■ **TASK BRIEF**: Work through the entries below and report how many lines include "inside". The number alone is the answer.

[Opening RECORDS FOR THE EXERCISE section]

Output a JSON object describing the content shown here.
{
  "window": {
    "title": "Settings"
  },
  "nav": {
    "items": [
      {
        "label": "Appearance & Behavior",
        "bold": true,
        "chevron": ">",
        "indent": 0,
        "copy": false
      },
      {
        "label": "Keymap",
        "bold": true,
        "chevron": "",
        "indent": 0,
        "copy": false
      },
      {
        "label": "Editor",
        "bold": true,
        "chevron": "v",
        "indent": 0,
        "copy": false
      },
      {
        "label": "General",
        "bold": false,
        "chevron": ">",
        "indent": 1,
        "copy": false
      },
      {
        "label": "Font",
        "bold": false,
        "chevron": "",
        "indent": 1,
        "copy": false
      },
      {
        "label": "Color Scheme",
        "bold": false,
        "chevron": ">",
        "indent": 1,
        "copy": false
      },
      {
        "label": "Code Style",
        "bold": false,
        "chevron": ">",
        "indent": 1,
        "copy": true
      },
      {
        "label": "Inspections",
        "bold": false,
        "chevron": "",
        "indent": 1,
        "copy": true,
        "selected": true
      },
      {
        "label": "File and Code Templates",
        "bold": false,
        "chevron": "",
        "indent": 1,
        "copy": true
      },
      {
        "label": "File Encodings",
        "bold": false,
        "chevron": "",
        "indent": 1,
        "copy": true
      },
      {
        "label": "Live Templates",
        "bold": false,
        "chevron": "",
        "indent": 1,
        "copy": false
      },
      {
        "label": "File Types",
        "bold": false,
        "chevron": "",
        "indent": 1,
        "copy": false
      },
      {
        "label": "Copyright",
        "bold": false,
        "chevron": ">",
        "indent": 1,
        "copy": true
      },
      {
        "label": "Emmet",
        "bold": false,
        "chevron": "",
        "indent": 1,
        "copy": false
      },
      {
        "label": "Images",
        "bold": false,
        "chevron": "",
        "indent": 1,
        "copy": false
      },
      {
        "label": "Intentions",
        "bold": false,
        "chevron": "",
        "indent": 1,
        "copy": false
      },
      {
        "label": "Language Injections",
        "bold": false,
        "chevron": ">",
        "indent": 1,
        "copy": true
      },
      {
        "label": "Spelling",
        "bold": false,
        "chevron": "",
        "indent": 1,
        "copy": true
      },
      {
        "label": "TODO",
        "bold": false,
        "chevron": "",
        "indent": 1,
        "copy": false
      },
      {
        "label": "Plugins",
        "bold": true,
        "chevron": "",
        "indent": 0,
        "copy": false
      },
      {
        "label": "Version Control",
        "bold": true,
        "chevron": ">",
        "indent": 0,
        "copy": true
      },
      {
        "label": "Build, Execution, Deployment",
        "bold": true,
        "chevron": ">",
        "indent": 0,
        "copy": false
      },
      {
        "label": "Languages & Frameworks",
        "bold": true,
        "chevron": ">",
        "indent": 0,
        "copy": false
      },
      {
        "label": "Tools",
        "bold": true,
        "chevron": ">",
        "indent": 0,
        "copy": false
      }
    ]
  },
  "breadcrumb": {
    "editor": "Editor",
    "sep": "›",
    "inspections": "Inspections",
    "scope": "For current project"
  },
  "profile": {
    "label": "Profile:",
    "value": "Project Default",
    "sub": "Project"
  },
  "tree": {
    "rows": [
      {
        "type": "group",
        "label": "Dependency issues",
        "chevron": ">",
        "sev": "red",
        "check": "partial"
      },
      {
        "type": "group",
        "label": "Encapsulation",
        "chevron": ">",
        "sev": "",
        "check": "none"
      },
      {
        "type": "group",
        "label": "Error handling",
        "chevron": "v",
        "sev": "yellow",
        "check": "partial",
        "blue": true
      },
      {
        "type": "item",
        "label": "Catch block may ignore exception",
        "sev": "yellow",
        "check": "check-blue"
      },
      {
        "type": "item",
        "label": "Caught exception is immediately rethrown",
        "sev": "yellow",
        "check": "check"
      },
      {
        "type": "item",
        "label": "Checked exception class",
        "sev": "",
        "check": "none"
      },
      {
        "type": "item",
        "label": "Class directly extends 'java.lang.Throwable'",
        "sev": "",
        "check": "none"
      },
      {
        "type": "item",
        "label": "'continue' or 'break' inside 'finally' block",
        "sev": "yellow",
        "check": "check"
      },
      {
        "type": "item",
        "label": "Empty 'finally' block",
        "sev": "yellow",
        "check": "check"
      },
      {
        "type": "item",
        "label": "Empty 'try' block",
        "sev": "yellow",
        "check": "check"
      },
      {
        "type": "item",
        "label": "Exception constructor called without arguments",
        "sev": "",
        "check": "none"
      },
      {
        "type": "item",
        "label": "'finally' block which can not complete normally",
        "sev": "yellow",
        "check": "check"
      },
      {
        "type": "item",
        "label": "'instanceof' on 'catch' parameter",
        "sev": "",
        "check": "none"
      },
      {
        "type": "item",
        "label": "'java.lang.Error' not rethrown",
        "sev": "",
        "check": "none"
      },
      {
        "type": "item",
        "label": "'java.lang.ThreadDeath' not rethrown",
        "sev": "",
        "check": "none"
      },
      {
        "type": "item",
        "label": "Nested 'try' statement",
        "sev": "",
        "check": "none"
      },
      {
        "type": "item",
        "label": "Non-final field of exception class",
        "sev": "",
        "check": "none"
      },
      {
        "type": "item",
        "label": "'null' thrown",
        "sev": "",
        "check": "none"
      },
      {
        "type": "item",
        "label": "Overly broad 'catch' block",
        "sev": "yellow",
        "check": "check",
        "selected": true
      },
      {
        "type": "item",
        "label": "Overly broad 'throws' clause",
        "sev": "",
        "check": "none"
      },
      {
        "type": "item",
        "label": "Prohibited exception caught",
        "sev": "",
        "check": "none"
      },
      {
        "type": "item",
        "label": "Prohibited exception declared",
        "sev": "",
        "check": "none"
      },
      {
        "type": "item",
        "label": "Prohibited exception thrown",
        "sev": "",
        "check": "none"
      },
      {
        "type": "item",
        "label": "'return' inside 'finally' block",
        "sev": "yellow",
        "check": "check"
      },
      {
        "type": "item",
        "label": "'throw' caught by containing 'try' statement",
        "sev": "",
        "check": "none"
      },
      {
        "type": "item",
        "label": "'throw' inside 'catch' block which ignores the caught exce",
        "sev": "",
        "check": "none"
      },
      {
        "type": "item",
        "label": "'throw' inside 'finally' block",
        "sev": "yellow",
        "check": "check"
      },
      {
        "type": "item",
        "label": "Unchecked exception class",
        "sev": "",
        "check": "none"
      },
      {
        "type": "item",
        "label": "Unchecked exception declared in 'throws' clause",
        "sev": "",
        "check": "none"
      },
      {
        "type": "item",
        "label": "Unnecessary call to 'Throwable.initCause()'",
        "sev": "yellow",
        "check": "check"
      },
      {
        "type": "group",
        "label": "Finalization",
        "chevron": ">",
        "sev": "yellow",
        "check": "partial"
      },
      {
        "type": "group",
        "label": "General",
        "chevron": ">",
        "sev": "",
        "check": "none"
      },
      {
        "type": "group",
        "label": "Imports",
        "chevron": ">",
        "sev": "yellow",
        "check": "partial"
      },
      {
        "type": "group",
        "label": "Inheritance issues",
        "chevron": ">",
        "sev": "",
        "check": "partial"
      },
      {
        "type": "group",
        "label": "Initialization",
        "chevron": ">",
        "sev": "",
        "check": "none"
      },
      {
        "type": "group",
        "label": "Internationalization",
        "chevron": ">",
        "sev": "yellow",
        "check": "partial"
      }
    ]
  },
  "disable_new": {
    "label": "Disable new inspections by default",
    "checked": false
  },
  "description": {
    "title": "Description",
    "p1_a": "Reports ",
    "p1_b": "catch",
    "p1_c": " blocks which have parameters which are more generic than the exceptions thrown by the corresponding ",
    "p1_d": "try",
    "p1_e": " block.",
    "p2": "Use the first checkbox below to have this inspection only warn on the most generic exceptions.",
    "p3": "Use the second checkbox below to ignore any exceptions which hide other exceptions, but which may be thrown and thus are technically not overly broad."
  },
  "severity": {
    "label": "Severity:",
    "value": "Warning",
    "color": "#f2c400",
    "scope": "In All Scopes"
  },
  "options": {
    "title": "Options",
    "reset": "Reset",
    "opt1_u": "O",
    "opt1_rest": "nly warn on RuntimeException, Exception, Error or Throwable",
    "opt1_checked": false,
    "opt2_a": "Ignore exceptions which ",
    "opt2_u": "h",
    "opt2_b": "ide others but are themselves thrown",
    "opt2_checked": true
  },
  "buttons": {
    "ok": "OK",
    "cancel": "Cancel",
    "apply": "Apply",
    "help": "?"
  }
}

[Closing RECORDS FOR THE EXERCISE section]

■ **RESULT**: 4